in Beyond observation
Paul Henley

After an initial discussion of the tepid reception of television ethnographic films by academic anthropologists, this chapter charts the decline of this kind of programming in the 1990s. Although there were temporary resurgences, the overall pattern was one of retreat. By 2000, films based directly on academic ethnographic research had all but disappeared. During this period, there had however been a number of high quality para-ethnographic series, including two series on China made by Phil Agland and a number of films by Kim Longinotto about women contesting restrictive gender roles in different locations around the world. But these too became rare after 2000. If ethnographic film still exists at all on British television today, it is largely because anthropology graduates continue to enter the industry, bringing an ethnographic sensibility to their work. The chapter concludes by considering the legacies of the ‘golden era’. These include the films themselves, which are still widely used in teaching. They also include the Granada Centre for Visual Anthropology, which since its foundation in 1987 has trained several hundred people in ethnographic film-making.
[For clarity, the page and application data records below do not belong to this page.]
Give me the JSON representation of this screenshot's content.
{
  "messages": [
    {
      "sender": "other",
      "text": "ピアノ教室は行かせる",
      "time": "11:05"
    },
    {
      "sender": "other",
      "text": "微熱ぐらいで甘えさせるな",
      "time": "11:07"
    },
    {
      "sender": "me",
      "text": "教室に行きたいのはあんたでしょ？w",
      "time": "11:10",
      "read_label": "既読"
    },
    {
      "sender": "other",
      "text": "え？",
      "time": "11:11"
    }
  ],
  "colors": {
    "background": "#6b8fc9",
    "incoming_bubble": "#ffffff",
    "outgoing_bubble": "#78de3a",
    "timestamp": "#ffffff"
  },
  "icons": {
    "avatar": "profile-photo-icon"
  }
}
in Beyond observation
Open Access (free)
The complexities of collaborative authorship
Paul Henley

During the 1970s and 1980s, having previously sought to make films in an objective manner, certain leading ethnographic film-makers adopted more reflexive and participatory praxes. These film-makers included Timothy Asch who worked with Patsy Asch in Indonesia, Ian Dunlop who worked with the Yolngu of northwest Australia, and John Marshall who made a series of adversarial films about the situation of the San community whom he had known since the 1950s. The chapter also considers the collaborative project of Sarah Elder and Leonard Kamerling with the Alaskan Yup’ik. It concludes that while there can often be a genuine overlap of interests between subjects and film-makers, notably with regard to recording traditional custom for future generations, there is also almost always a certain mismatch, primarily because the film-makers seek to address an external audience, whereas the subjects have in mind an internal one. In reconciling these interests, film-makers could find themselves producing films that spoke neither for themselves, nor for the subjects, which meant, in effect, that they spoke for no one. Some film-makers reacted to this situation by reverting to a less actively collaborative praxis while simultaneously encouraging the subjects to make their own films.

in Beyond observation
Recent films of David and Judith MacDougall
Paul Henley

This chapter considers the MacDougalls’ films after they left the Australian Institute of Aboriginal Studies in the late 1980s. Since then, they have produced fifteen films, representing almost half their total oeuvre to date. While they have continued to draw upon key elements of Observational Cinema, they have also expanded this praxis through experimentation and innovation. One important difference with the earlier work is that only two films have involved both of them. Of the remainder, two were made by Judith working alone, while all the others were solo works by David. Another difference is that only the first two films were shot on 16 mm: the remainder were shot on digital video. All but two films were shot in India and these mostly concern children on the threshold of adolescence living in predominantly educational institutions. This particular focus was a reflection of David’s developing conviction that, far from representing a progression from childhood, adulthood often involves a ‘paring down of children’s discoveries’. The chapter concludes that though these recent films have been quite varied, what they have in common with the MacDougalls’ earlier work is immersive fieldwork, a collaborative relationship with the subjects, and a high degree of film craft.

in Beyond observation